After the 60 second earthquake on April 16, 1906, in San Francisco, California, it felt like the city would never recover. With thousands dead and infrastructure lost to the wreckage it seemed hopeless, however, it provided a great opportunity. Growing in the midst of distress can provide similar opportunities. Just as the earthquake unearthed fertile soil, and the ability to rebuild a better, more beautiful San Francisco, so we may be able to rebuild our faith, by confronting misunderstandings about our God, learning coping mechanisms, and claiming our purpose. In this episode of ANN InDepth, mental distress is discussed with Dr. Dee Knight, a doctor of clinical neuropsychology who has been running her own psychotherapy and consultation practice for over nine years, and Catalina Arevalo the host of Connected Adventist Podcast.
When challenges arise, we are quick to believe God failed us. He is either punishing us out of his unquenchable wrath or ignoring us in petty displeasure. Yet neither of these representations are even close to God’s true nature. This perception often stems from our compartmentalization of the bible: God is angry and destructive in the Old Testament and becomes clement and loving in the New Testament. Therefore, when the bad times roll in (as they often do) it is the Old Testament God who is punishing us for seemingly breaking complicated, never ending rules. Knight elaborates on the cultural impact of this belief, “The Barnard Group did research on that and 70 percent continue to see God as a punishing God, one who deals out punishment when we do wrong things, not necessarily a protective God.” Both Christians and non-Christian’s who hold this belief fail to recognize that it affects not only your relationship with God, but also your mental wellness. When God’s actions in both the New and Old Testament are seen in the context of omnipotent love, we are able to understand that our heavenly Father will never place us in a situation He has not equipped us for. It is only after this misconception is corrected that we can fully claim His promises and begin to grow in times of trial.

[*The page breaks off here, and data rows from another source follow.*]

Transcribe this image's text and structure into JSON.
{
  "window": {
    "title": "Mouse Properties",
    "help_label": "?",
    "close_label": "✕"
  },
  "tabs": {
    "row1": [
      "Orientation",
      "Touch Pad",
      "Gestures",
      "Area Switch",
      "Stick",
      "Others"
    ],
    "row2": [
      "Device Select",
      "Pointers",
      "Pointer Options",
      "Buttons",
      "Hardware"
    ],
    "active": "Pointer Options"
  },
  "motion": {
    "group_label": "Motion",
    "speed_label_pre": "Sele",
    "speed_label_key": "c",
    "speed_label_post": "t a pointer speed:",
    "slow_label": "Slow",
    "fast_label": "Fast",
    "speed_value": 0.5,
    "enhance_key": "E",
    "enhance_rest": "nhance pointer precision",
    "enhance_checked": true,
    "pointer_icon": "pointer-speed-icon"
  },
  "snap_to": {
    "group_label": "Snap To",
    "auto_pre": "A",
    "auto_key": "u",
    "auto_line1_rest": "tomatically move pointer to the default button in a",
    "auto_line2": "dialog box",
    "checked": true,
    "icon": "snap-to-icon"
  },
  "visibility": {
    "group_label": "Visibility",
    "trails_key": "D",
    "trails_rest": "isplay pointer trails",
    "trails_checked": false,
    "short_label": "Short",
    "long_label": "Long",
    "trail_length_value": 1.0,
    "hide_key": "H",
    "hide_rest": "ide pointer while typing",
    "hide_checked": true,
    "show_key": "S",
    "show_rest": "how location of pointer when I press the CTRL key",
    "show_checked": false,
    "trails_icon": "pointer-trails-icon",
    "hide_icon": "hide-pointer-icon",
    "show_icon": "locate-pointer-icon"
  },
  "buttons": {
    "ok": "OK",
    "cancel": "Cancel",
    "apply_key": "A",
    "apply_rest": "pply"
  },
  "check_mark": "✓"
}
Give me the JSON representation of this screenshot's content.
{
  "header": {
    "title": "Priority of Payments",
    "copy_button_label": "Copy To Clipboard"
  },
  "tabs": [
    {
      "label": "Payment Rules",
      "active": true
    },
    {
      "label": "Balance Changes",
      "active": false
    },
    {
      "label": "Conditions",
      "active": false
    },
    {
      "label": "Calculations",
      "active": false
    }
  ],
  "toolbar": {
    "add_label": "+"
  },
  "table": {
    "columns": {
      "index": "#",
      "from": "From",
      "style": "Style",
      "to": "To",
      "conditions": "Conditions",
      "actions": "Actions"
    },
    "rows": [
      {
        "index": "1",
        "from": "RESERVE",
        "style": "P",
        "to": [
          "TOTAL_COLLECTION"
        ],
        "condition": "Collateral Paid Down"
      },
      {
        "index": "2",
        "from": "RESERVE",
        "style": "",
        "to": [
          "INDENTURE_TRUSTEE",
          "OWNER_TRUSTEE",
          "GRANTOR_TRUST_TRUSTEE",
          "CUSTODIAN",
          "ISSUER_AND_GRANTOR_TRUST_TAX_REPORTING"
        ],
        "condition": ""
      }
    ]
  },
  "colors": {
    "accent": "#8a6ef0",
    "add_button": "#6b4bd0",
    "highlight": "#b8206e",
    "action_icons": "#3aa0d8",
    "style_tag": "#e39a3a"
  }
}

The pandemic has challenged everyone, yet the level of devastation is not unanimous. Knight is clear to specify that undergoing trauma and experiencing a difficult time are two different spaces. In addition, one devastating event experienced by many does not imply universal outcomes. We are unique, and processing will not be the same for everyone. Yet as Knight explains, post traumatic stress can parallel, or lead to, post traumatic growth. Depression and anxiety can result from trauma or genetics that cause neurobiology to alter our chemical balance and are maintained by our thought patterns. Unproductive thought patterns, such as intrusive thoughts, negative self talk, or suicidal thoughts are difficult, but not impossible, to break out of. Knight implores that psychotherapy, cognitive behavioral therapy, and sometimes medication, are important to discover your individual path to healing. “That's just a tiny shift in your thinking, that's a tiny little strategy that you can use. Breathing exercises, progressive muscle relaxation, there's lots of guided imagery, there are lots of ways to kind of bring the stress level down”. Yet another means to address mental disruption is to prioritize rest, and practice saying no, so you can say yes to the things God is calling you to. In being intentional about practicing methods of healing and surrender we can realize that we are more than victims of our circumstances and seeking God’s help will bring us back into fullness.
For many, the pandemic put their lives on hold, altering their direction to such a degree that it prevented them from moving forward or adapting their purpose. As uprooting as the pandemic is, this does not suggest that our purpose is put on hold, waiting for it to be over in order to once again resume our course in kingdom work. Knight confirms, saying
“You do not have to wait until this season is over. I actually encourage people that, whether it's pandemic or not, do not wait to fulfill whatever your purpose is every single day, wake up and remember that there is a purpose for why you woke up that day, even if it's that you're honing your skills for something that God is going to use you for later”.
We must not use the pandemic to stall our growth as individuals, whether in major ministry movements, or living in obedience in the small things such as extending kindness and grace to others or yourself.
After a year of hearing platitudes about “adapting to a new normal”, such encouragement can feel more harmful than helpful. In adapting to where we are, it doesn't make us any less when we miss the forms of community Arevalo “it is crucial for human existence to have that interaction and to also have that physical interaction as well. We're just gonna have to really work through that and trust that God says He will provide for us on so many levels.”
We must extend grace, and recognize that we are all surviving a pandemic. We are all learning how to respond to a situation that is unprecedented and prompted by accelerated change.